With summer starting to wane, travel recovery is looking more and more bleak. European travel, anticipated to rebound, has not turned out the way many countries and airlines had hoped. Flights are still down more than 50% compared to last year, and with little more than a month of summer left, it’s not looking pretty for the continent. The European Union could lose as many as 18 million travel-related jobs.

But that pales in comparison to the global travel picture.

Travel and Tourism Sector GDP Could Be Down As Much As 60%

A CNN article discussing the outlook of the World Travel and Tourism Council (WTTC) paints this bleak picture:

“The industry body is now forecasting the loss of 197 million jobs worldwide and a $5.5 trillion reduction in the sector’s contribution to global GDP this year — a 62% drop compared to 2019.”

This is enormous. There were hopes to draw tourists back with “travel bubbles” and reopened borders within Europe, but this doesn’t seem to be working. Resurgence in COVID cases and ever-changing travel restrictions has made planning a decent holiday challenging for many. Bookings for 2020 are way, way down, while bookings for 2021 are ahead of where they normally are. It looks like many are simply deferring their travel plans to next year.

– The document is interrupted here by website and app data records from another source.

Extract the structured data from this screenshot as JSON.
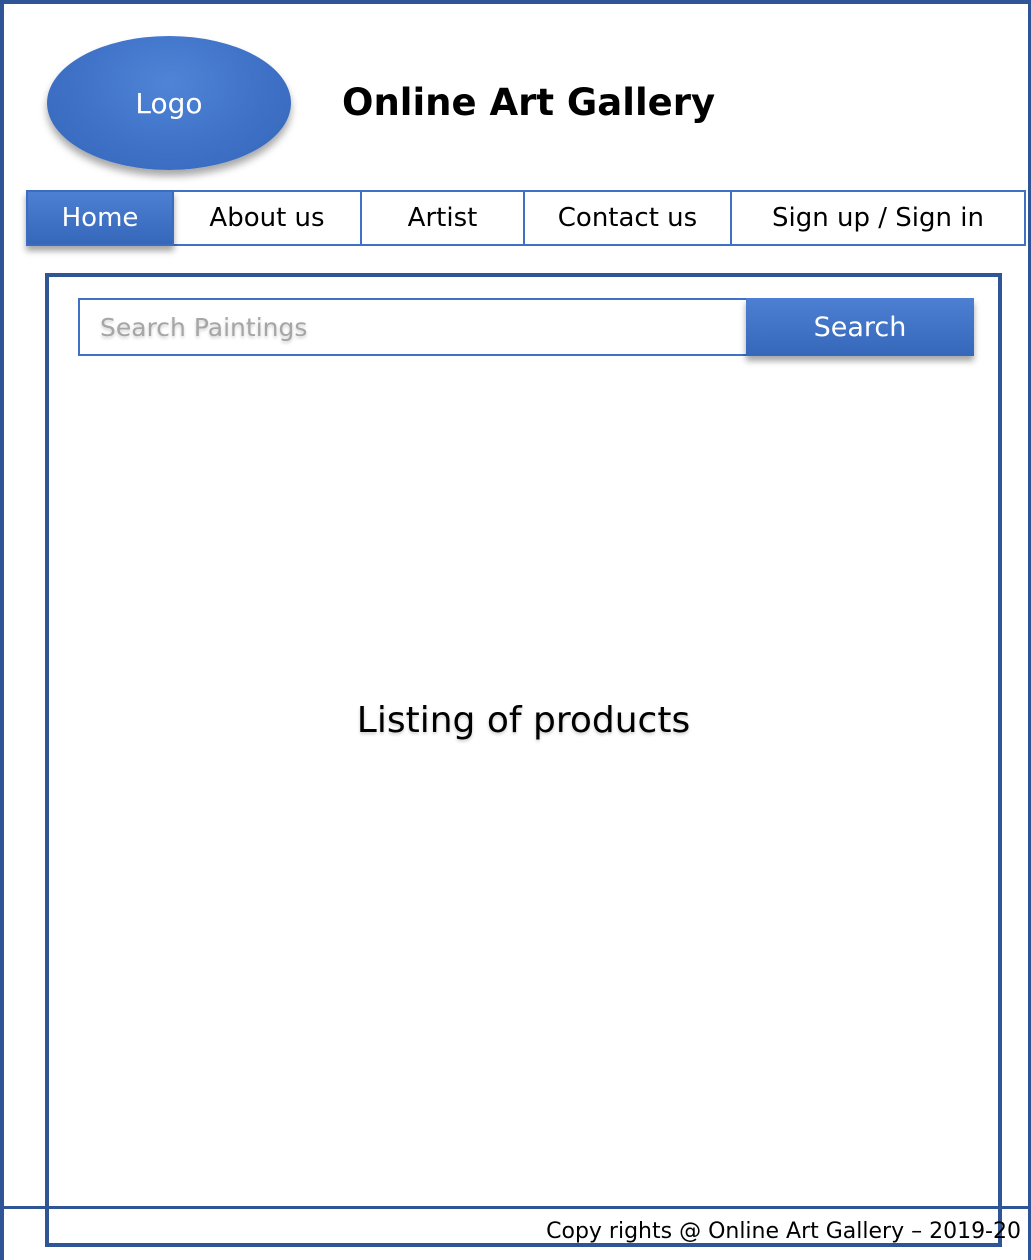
{
  "header": {
    "logo_label": "Logo",
    "title": "Online Art Gallery"
  },
  "nav": {
    "items": [
      {
        "label": "Home",
        "active": true
      },
      {
        "label": "About us",
        "active": false
      },
      {
        "label": "Artist",
        "active": false
      },
      {
        "label": "Contact us",
        "active": false
      },
      {
        "label": "Sign up / Sign in",
        "active": false
      }
    ]
  },
  "search": {
    "placeholder": "Search Paintings",
    "button_label": "Search"
  },
  "main": {
    "listing_label": "Listing of products"
  },
  "footer": {
    "copyright": "Copy rights @ Online Art Gallery – 2019-20"
  },
  "colors": {
    "accent": "#3f72c7",
    "frame": "#2f5597"
  }
}
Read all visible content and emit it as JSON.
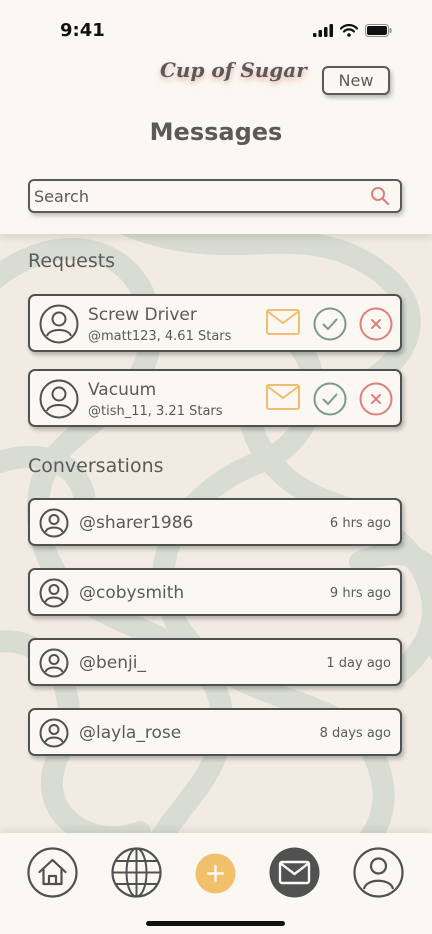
{
  "status": {
    "time": "9:41"
  },
  "header": {
    "logo": "Cup of Sugar",
    "new_label": "New",
    "title": "Messages"
  },
  "search": {
    "placeholder": "Search"
  },
  "requests": {
    "heading": "Requests",
    "items": [
      {
        "title": "Screw Driver",
        "subtitle": "@matt123, 4.61 Stars"
      },
      {
        "title": "Vacuum",
        "subtitle": "@tish_11, 3.21 Stars"
      }
    ]
  },
  "conversations": {
    "heading": "Conversations",
    "items": [
      {
        "user": "@sharer1986",
        "time": "6 hrs ago"
      },
      {
        "user": "@cobysmith",
        "time": "9 hrs ago"
      },
      {
        "user": "@benji_",
        "time": "1 day ago"
      },
      {
        "user": "@layla_rose",
        "time": "8 days ago"
      }
    ]
  },
  "tabs": [
    {
      "icon": "home-icon",
      "active": false
    },
    {
      "icon": "globe-icon",
      "active": false
    },
    {
      "icon": "plus-icon",
      "active": false
    },
    {
      "icon": "mail-icon",
      "active": true
    },
    {
      "icon": "profile-icon",
      "active": false
    }
  ],
  "colors": {
    "background": "#fbf8f4",
    "pattern": "#d8dcd3",
    "text": "#5a5a58",
    "accept": "#7a9a8c",
    "decline": "#de7f7c",
    "message": "#f0be6e",
    "plus": "#f0c06a",
    "active_tab": "#4f5250"
  }
}
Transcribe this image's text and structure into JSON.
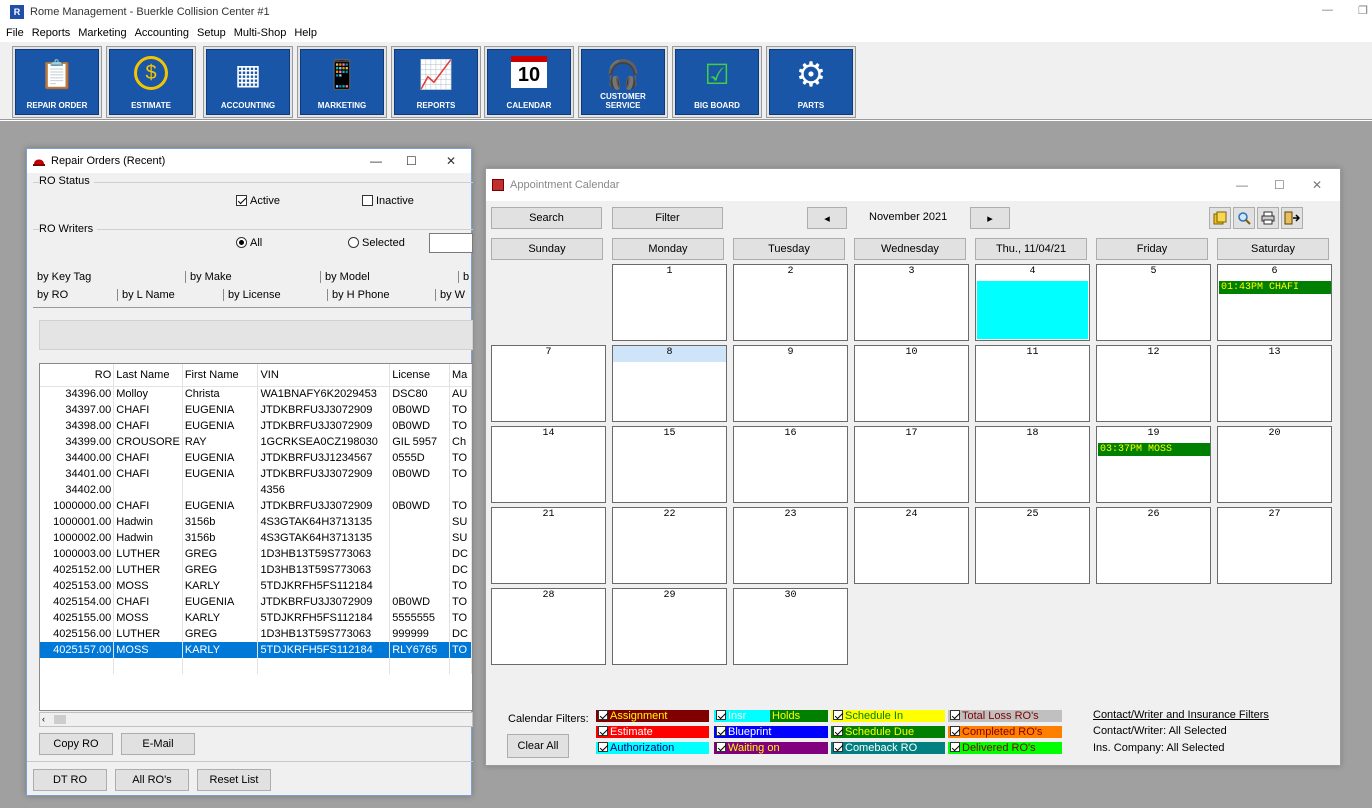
{
  "app": {
    "title": "Rome Management - Buerkle Collision Center #1",
    "icon_letter": "R",
    "min_glyph": "—",
    "max_glyph": "❐"
  },
  "menu": [
    "File",
    "Reports",
    "Marketing",
    "Accounting",
    "Setup",
    "Multi-Shop",
    "Help"
  ],
  "toolbar": [
    {
      "label": "REPAIR ORDER",
      "icon": "clipboard-icon",
      "glyph": "📋"
    },
    {
      "label": "ESTIMATE",
      "icon": "dollar-icon",
      "glyph": "$"
    },
    {
      "label": "ACCOUNTING",
      "icon": "calculator-icon",
      "glyph": "▦"
    },
    {
      "label": "MARKETING",
      "icon": "phone-icon",
      "glyph": "📱"
    },
    {
      "label": "REPORTS",
      "icon": "chart-icon",
      "glyph": "📈"
    },
    {
      "label": "CALENDAR",
      "icon": "calendar-icon",
      "glyph": "10"
    },
    {
      "label": "CUSTOMER SERVICE",
      "icon": "headset-icon",
      "glyph": "🎧"
    },
    {
      "label": "BIG BOARD",
      "icon": "checklist-icon",
      "glyph": "☑"
    },
    {
      "label": "PARTS",
      "icon": "gear-icon",
      "glyph": "⚙"
    }
  ],
  "ro_window": {
    "title": "Repair Orders (Recent)",
    "ctl_min": "—",
    "ctl_max": "☐",
    "ctl_close": "✕",
    "status_label": "RO Status",
    "active_label": "Active",
    "inactive_label": "Inactive",
    "writers_label": "RO Writers",
    "all_label": "All",
    "selected_label": "Selected",
    "tabs_row1": [
      "by Key Tag",
      "by Make",
      "by Model",
      "b"
    ],
    "tabs_row2": [
      "by RO",
      "by L Name",
      "by License",
      "by H Phone",
      "by W"
    ],
    "columns": [
      "RO",
      "Last Name",
      "First Name",
      "VIN",
      "License",
      "Ma"
    ],
    "rows": [
      [
        "34396.00",
        "Molloy",
        "Christa",
        "WA1BNAFY6K2029453",
        "DSC80",
        "AU"
      ],
      [
        "34397.00",
        "CHAFI",
        "EUGENIA",
        "JTDKBRFU3J3072909",
        "0B0WD",
        "TO"
      ],
      [
        "34398.00",
        "CHAFI",
        "EUGENIA",
        "JTDKBRFU3J3072909",
        "0B0WD",
        "TO"
      ],
      [
        "34399.00",
        "CROUSORE",
        "RAY",
        "1GCRKSEA0CZ198030",
        "GIL 5957",
        "Ch"
      ],
      [
        "34400.00",
        "CHAFI",
        "EUGENIA",
        "JTDKBRFU3J1234567",
        "0555D",
        "TO"
      ],
      [
        "34401.00",
        "CHAFI",
        "EUGENIA",
        "JTDKBRFU3J3072909",
        "0B0WD",
        "TO"
      ],
      [
        "34402.00",
        "",
        "",
        "4356",
        "",
        ""
      ],
      [
        "1000000.00",
        "CHAFI",
        "EUGENIA",
        "JTDKBRFU3J3072909",
        "0B0WD",
        "TO"
      ],
      [
        "1000001.00",
        "Hadwin",
        "3156b",
        "4S3GTAK64H3713135",
        "",
        "SU"
      ],
      [
        "1000002.00",
        "Hadwin",
        "3156b",
        "4S3GTAK64H3713135",
        "",
        "SU"
      ],
      [
        "1000003.00",
        "LUTHER",
        "GREG",
        "1D3HB13T59S773063",
        "",
        "DC"
      ],
      [
        "4025152.00",
        "LUTHER",
        "GREG",
        "1D3HB13T59S773063",
        "",
        "DC"
      ],
      [
        "4025153.00",
        "MOSS",
        "KARLY",
        "5TDJKRFH5FS112184",
        "",
        "TO"
      ],
      [
        "4025154.00",
        "CHAFI",
        "EUGENIA",
        "JTDKBRFU3J3072909",
        "0B0WD",
        "TO"
      ],
      [
        "4025155.00",
        "MOSS",
        "KARLY",
        "5TDJKRFH5FS112184",
        "5555555",
        "TO"
      ],
      [
        "4025156.00",
        "LUTHER",
        "GREG",
        "1D3HB13T59S773063",
        "999999",
        "DC"
      ],
      [
        "4025157.00",
        "MOSS",
        "KARLY",
        "5TDJKRFH5FS112184",
        "RLY6765",
        "TO"
      ]
    ],
    "selected_row": 16,
    "scroll_left": "‹",
    "btn_copy": "Copy RO",
    "btn_email": "E-Mail",
    "btn_dt": "DT RO",
    "btn_all": "All RO's",
    "btn_reset": "Reset List"
  },
  "calendar": {
    "title": "Appointment Calendar",
    "ctl_min": "—",
    "ctl_max": "☐",
    "ctl_close": "✕",
    "search": "Search",
    "filter": "Filter",
    "prev": "◂",
    "next": "▸",
    "month": "November 2021",
    "days": [
      "Sunday",
      "Monday",
      "Tuesday",
      "Wednesday",
      "Thu., 11/04/21",
      "Friday",
      "Saturday"
    ],
    "weeks": [
      [
        "",
        "1",
        "2",
        "3",
        "4",
        "5",
        "6"
      ],
      [
        "7",
        "8",
        "9",
        "10",
        "11",
        "12",
        "13"
      ],
      [
        "14",
        "15",
        "16",
        "17",
        "18",
        "19",
        "20"
      ],
      [
        "21",
        "22",
        "23",
        "24",
        "25",
        "26",
        "27"
      ],
      [
        "28",
        "29",
        "30",
        "",
        "",
        "",
        ""
      ]
    ],
    "appointments": [
      {
        "day": "6",
        "text": "01:43PM   CHAFI"
      },
      {
        "day": "19",
        "text": "03:37PM   MOSS"
      }
    ],
    "filters_label": "Calendar Filters:",
    "clear_all": "Clear All",
    "filters": [
      {
        "label": "Assignment",
        "bg": "#800000",
        "fg": "#ffff00"
      },
      {
        "label": "Estimate",
        "bg": "#ff0000",
        "fg": "#ffffff"
      },
      {
        "label": "Authorization",
        "bg": "#00ffff",
        "fg": "#000080"
      },
      {
        "label": "Insr",
        "bg": "#00ffff",
        "fg": "#ffffff"
      },
      {
        "label": "Holds",
        "bg": "#008000",
        "fg": "#ffff00"
      },
      {
        "label": "Blueprint",
        "bg": "#0000ff",
        "fg": "#ffffff"
      },
      {
        "label": "Waiting on",
        "bg": "#800080",
        "fg": "#ffff00"
      },
      {
        "label": "Schedule In",
        "bg": "#ffff00",
        "fg": "#008000"
      },
      {
        "label": "Schedule Due",
        "bg": "#008000",
        "fg": "#ffff00"
      },
      {
        "label": "Comeback RO",
        "bg": "#008080",
        "fg": "#ffffff"
      },
      {
        "label": "Total Loss RO's",
        "bg": "#c0c0c0",
        "fg": "#800000"
      },
      {
        "label": "Completed RO's",
        "bg": "#ff8000",
        "fg": "#800000"
      },
      {
        "label": "Delivered RO's",
        "bg": "#00ff00",
        "fg": "#800000"
      }
    ],
    "contact_filters_link": "Contact/Writer and Insurance Filters",
    "contact_writer": "Contact/Writer: All Selected",
    "ins_company": "Ins. Company:  All Selected"
  }
}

The impact of the pandemic and our response to it is going to have a lasting impact on the world economy. Beyond the bleak picture for the travel sector, there is more general suffering. Some countries have seen over a decade of economic growth erased in a matter of months. The U.S. saw 10 years of job growth wiped out in four weeks, although things have been rebounding. Overall, the pandemic will likely destroy more worldwide wealth than the 2008 financial crisis.

Blanket Quarantines Are A Terrible Solution

The WTTC is calling on the UK and another 10 large countries to coordinate a worldwide response that will help save the travel and tourism sector. Given their bleak forecast and the mission of the WTTC, getting travel back on track is imperative for them. They are critical of the UK’s latest move to add additional countries to their quarantine list.

Quarantines are effective at one thing: stopping travel. Sure, there are the handful of people who will put up with the 14-day quarantine requirement, as they are staying for the ling term. But in most cases, 14 days is longer than people’s entire vacation. Who would want to travel to Europe to stay holed up in a hotel or apartment for two weeks? I sure wouldn’t.

Sure quarantines could be effective at stopping transmission of the coronavirus via air from another country, as there will be far fewer people moving. But the flip side is the devastating economic impact, as you’re effectively cutting off tourism. For many places, tourism is their lifeblood.

Testing is the better solution. Testing before flights, testing on arrival, and testing before you go home. This at least ensures that people are aware of whether or not they have COVID-19, and they can be properly quarantined. It would be rough to arrive in Europe just to find out that you have COVID-19 and need to isolate for two weeks. But at least the country and airline would know, and those on the flight could be alerted that they were potentially exposed.

Testing will allow borders to open, flights to resume, and people to enjoy traveling. Who know if we will ever get there.

Final Thoughts

The economic outlook for the travel and tourism sectors for the next few years is bleak. It’s now been six months since the coronavirus started spreading like wildfire around the world, and travel is still being heavily impacted. I’m hopeful that countries will formulate a better response over the coming months so that those interested in traveling internationally can have the opportunity to do so.